TSATransportation Security Administration
UASUnmanned aerial system
UAVUnmanned aerial vehicle
UNUnited Nations
UNHCRUnited Nations High Commissioner for Refugees
USCUnited States Code
WMDWeapon(s) of mass destruction ← xvi | xvii →

 

Homeland and Civil Security Research Studies for an Evolving Mission Space: Introduction and Overview of Chapters

ALEXANDER SIEDSCHLAG

Studying Homeland Security—How to Know It When You See It

Summary

This uniquely composed textbook provides a cross-disciplinary introduction to the field of homeland and civil security. It unites U.S. and international scholars and practitioners in addressing both foundational topics and risk- informed priorities in fostering secure societies. The book examines research-related foundations of homeland and civil security across national boundaries, and how those apply to addressing real-world challenges of our time. Representing different disciplines, intellectual styles, and methodological choices in meeting those challenges, chapters provide a comprehensive perspective across different approaches and levels of governance within an all-hazards framework. The book covers international experiences in border management; intelligence for homeland security; comparative political and legal frameworks for use of «drones»; risk management at the tribal level; terrorism as a strategic hybrid threat; critical infrastructure protection and resilience; historical lessons for emergency management in the homeland security era; the leadership challenge in homeland security; ethics, legal, and social issues in homeland and civil security research and practice; and examples of the scientific status of the field from the epistemic as well as the educational point of view.

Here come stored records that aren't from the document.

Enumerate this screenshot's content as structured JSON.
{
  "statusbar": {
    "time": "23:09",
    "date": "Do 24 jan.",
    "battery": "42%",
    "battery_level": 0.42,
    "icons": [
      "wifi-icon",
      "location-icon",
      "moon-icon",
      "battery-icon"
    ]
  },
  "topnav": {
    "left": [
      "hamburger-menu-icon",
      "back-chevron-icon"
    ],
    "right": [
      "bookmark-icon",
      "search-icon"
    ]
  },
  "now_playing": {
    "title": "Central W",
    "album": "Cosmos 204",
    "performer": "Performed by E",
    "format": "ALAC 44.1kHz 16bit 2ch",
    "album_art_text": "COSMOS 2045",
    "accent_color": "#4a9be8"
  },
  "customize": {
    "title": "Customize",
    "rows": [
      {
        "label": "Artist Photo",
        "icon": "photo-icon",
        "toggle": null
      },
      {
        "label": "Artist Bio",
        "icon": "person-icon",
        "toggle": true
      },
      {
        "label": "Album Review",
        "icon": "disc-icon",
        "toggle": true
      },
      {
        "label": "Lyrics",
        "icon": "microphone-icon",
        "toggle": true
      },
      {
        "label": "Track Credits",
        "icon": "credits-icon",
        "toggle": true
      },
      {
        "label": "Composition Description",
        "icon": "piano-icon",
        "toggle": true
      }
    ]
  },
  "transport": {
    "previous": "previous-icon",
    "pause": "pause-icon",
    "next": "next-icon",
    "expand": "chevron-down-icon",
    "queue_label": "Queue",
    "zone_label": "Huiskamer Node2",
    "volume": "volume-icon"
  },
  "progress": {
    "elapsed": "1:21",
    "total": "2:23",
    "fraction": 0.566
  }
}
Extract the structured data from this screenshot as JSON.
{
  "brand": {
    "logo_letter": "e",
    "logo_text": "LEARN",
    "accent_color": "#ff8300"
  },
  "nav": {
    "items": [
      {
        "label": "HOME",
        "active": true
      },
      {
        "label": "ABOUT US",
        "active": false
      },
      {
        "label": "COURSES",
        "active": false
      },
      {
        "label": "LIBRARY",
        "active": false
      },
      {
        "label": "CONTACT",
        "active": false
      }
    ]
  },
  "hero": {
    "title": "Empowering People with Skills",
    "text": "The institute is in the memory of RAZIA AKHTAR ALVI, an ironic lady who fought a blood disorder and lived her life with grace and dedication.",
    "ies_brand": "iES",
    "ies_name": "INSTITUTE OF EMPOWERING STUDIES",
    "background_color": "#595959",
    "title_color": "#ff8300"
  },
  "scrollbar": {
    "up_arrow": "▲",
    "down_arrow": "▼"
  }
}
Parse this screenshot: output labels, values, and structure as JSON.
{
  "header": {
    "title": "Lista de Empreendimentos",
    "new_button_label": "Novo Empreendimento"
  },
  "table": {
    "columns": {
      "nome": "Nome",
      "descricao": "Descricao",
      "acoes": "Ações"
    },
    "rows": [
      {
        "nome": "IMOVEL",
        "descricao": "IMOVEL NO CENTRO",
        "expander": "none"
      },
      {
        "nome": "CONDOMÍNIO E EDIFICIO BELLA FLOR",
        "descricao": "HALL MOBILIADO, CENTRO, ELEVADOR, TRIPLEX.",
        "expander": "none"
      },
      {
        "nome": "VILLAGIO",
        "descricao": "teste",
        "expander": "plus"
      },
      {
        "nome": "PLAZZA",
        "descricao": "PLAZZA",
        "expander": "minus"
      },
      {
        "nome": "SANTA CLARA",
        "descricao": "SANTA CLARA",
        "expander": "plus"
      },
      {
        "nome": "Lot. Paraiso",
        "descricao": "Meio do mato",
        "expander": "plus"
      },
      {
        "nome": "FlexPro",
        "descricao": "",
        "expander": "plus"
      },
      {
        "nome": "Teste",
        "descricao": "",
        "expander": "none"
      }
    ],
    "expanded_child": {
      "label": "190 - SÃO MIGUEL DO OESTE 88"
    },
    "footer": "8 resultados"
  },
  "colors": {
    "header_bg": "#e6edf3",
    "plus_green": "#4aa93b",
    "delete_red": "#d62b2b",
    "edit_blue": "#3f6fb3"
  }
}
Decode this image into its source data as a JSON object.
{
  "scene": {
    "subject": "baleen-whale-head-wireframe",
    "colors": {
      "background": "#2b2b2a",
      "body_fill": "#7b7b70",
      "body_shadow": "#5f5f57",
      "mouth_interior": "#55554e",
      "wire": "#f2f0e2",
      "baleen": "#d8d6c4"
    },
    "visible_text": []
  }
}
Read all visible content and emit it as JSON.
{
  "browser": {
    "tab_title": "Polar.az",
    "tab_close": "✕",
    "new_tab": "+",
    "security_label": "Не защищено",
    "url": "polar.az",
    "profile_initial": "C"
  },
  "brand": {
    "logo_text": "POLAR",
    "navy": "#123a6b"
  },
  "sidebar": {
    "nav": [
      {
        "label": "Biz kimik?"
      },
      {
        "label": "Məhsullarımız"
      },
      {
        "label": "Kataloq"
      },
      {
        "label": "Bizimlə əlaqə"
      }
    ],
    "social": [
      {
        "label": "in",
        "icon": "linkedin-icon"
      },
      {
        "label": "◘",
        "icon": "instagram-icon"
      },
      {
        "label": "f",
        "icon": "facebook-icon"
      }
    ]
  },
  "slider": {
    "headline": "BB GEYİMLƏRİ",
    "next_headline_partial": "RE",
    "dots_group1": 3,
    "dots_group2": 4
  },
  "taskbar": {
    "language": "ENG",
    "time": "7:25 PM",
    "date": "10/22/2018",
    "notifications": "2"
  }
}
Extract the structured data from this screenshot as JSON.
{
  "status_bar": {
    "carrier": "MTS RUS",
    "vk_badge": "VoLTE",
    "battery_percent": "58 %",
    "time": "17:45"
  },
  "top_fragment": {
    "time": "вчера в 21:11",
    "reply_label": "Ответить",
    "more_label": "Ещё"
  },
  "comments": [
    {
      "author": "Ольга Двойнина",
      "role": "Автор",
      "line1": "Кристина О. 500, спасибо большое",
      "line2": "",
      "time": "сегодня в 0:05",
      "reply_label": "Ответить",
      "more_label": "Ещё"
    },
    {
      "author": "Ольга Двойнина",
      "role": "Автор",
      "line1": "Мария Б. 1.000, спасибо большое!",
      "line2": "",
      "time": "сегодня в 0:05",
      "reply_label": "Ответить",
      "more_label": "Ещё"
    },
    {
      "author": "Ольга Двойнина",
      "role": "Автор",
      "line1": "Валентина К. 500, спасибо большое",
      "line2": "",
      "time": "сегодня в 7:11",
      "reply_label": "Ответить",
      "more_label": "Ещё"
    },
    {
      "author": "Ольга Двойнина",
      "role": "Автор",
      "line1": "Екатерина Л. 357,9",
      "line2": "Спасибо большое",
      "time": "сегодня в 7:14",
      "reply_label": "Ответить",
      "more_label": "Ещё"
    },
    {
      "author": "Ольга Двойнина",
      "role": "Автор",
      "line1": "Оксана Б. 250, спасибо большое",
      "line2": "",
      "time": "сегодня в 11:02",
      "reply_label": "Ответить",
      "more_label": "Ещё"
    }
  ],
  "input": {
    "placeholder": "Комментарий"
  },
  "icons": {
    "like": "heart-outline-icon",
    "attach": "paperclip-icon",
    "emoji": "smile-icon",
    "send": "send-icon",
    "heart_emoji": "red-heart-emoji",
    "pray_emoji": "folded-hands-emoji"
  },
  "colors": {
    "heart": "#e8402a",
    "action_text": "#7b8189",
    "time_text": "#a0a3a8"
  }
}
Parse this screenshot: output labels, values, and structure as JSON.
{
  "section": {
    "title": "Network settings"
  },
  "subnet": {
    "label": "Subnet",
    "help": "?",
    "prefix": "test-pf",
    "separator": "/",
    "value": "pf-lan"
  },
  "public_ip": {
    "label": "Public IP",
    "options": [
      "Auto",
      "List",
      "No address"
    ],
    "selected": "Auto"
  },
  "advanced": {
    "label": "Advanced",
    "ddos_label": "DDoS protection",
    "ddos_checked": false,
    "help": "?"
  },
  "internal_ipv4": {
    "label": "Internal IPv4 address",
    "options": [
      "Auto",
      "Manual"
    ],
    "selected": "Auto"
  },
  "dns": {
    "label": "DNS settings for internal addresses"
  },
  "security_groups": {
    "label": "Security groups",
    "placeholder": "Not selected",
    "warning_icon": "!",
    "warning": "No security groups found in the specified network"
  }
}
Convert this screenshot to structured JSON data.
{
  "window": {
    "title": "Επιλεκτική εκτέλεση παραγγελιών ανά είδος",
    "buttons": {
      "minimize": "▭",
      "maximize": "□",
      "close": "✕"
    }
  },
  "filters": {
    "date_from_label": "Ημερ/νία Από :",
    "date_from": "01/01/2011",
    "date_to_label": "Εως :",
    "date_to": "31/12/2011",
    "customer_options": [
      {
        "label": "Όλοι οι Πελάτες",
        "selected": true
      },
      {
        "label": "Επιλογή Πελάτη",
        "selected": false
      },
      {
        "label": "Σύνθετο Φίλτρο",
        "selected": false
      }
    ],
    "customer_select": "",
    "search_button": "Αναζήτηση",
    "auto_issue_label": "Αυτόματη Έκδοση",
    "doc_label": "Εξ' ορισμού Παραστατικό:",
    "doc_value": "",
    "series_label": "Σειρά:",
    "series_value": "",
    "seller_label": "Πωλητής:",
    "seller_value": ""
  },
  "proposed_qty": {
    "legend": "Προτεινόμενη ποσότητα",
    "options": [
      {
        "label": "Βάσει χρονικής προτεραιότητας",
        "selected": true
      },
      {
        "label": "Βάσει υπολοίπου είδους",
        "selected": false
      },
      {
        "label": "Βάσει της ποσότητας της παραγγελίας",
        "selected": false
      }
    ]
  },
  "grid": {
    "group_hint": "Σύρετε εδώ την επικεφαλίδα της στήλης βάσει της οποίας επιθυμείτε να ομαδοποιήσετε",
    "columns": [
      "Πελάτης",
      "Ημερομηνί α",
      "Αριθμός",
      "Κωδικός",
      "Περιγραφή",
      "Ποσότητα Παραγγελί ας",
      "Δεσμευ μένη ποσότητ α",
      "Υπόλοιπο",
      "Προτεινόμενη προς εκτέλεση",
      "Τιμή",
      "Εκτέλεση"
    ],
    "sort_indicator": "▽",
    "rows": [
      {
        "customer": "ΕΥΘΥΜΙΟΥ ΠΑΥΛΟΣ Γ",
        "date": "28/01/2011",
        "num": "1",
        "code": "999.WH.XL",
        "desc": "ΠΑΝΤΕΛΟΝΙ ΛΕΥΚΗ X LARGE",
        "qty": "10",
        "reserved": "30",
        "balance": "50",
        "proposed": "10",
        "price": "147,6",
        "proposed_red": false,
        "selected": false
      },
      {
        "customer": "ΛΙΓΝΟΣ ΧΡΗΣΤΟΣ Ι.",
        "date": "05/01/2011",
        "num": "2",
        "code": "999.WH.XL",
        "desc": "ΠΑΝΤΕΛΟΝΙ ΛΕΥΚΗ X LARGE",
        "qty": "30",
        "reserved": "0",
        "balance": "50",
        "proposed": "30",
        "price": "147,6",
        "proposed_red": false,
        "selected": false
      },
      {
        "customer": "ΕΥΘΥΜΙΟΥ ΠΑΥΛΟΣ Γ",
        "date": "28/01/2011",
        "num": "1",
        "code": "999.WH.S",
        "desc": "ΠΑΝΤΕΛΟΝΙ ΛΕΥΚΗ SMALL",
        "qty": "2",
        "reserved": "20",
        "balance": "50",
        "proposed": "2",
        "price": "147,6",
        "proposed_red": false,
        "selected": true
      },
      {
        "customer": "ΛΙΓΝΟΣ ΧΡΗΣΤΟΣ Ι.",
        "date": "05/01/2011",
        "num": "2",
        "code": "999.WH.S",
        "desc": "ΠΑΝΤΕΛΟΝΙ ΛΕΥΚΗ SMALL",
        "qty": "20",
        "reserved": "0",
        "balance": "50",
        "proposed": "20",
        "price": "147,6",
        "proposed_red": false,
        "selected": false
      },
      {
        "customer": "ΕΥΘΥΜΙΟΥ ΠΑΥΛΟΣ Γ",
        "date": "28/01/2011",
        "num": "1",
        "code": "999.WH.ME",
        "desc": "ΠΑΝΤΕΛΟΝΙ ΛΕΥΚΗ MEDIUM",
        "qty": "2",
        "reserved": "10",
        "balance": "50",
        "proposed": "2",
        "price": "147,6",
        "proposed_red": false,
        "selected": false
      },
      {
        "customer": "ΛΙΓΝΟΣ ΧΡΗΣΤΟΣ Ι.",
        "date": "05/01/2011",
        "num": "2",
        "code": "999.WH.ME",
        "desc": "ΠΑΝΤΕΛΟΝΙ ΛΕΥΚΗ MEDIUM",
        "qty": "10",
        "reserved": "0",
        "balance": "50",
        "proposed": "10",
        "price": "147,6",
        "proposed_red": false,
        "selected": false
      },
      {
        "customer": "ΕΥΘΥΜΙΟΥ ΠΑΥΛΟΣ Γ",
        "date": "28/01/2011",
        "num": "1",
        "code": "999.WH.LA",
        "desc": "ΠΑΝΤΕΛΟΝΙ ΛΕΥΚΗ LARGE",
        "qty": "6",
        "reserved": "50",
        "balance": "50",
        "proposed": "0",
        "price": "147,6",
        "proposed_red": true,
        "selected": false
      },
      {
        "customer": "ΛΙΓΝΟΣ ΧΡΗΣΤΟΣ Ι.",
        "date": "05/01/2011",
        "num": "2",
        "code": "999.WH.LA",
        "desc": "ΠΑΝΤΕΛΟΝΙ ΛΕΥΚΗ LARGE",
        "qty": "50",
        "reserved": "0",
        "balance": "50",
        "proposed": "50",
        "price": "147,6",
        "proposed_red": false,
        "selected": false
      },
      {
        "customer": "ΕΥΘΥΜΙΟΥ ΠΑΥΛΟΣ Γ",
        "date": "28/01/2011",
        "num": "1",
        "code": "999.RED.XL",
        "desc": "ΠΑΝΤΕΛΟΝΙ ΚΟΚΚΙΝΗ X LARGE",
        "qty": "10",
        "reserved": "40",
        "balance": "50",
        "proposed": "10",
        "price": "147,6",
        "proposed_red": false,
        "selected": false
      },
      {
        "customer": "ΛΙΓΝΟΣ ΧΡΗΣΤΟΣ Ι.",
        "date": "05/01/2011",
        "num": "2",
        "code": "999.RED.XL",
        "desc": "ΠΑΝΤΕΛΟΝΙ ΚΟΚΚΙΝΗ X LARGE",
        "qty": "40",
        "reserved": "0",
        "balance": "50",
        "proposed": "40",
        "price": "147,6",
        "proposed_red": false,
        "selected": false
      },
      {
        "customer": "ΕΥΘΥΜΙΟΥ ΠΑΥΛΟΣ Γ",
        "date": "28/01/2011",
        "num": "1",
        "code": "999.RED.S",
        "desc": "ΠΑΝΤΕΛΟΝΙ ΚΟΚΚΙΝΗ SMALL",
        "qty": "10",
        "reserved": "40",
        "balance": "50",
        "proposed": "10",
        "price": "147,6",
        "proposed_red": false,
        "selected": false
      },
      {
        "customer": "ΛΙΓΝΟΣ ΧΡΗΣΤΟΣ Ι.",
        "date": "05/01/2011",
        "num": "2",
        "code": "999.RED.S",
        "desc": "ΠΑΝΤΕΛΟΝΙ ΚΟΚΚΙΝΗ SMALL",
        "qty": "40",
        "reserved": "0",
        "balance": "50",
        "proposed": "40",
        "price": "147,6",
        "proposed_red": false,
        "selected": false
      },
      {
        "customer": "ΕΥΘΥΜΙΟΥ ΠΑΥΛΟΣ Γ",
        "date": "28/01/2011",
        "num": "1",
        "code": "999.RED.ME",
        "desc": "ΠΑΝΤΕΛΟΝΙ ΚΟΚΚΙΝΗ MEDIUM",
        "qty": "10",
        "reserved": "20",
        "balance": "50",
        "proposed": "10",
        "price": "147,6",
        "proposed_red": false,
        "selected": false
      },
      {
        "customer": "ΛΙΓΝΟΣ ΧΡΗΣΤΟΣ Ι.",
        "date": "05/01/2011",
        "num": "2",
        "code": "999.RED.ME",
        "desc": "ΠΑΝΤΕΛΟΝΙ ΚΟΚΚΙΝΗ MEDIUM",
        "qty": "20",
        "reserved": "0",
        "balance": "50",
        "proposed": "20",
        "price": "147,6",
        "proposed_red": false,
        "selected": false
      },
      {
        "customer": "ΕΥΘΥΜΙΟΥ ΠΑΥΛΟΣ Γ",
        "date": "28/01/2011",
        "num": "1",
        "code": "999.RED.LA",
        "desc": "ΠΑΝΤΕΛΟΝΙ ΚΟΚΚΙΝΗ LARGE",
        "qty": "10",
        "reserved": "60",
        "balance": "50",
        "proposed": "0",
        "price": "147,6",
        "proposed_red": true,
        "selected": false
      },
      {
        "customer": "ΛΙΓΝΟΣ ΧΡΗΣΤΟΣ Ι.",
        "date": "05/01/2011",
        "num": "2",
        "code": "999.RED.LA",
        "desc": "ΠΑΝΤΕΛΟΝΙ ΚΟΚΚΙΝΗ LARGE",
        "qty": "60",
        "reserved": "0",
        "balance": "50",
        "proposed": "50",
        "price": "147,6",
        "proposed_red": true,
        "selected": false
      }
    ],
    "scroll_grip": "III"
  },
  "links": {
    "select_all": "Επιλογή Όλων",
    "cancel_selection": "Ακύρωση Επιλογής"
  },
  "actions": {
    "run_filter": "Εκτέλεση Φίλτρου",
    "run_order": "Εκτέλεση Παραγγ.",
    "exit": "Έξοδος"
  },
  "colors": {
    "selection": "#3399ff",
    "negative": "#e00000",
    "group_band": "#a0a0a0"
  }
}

Including a research guide, a glossary, a bibliography, and an index, the book will be of distinctive worth to homeland security students in graduate courses, as well as to an international student community taking courses in political science, public administration, «new security studies», and security research.

Details

Pages
XVI, 306
ISBN (PDF)
9781453915790
ISBN (ePUB)
9781454191117
ISBN (MOBI)
9781454191100
ISBN (Softcover)
9781433129865
Language
English
Publication date
2016 (February)
Tags
civil security all-hazards threats comprehensive approach border management COVID-19 cybersecurity disaster research emergency management ethical legal Social issues (ELSI) homeland security intelligence leadership national security policing public health violent extremism whole-community approach resilience risk management security culture security studies security research
Published
New York, Bern, Berlin, Bruxelles, Frankfurt am Main, Oxford, Wien, 2015. XVI, 306 pp.

Biographical notes

Alexander Siedschlag (Volume editor)

Alexander Siedschlag is Professor and Chair of Homeland Security at The Pennsylvania State University. He obtained his PhD from the University of Munich and his venia legendi, or habilitation, from Humboldt University Berlin. He is the author of six monographs and over 100 articles, and has edited twelve anthologies.

Previous

Title: Cross-disciplinary Perspectives on Homeland and Civil Security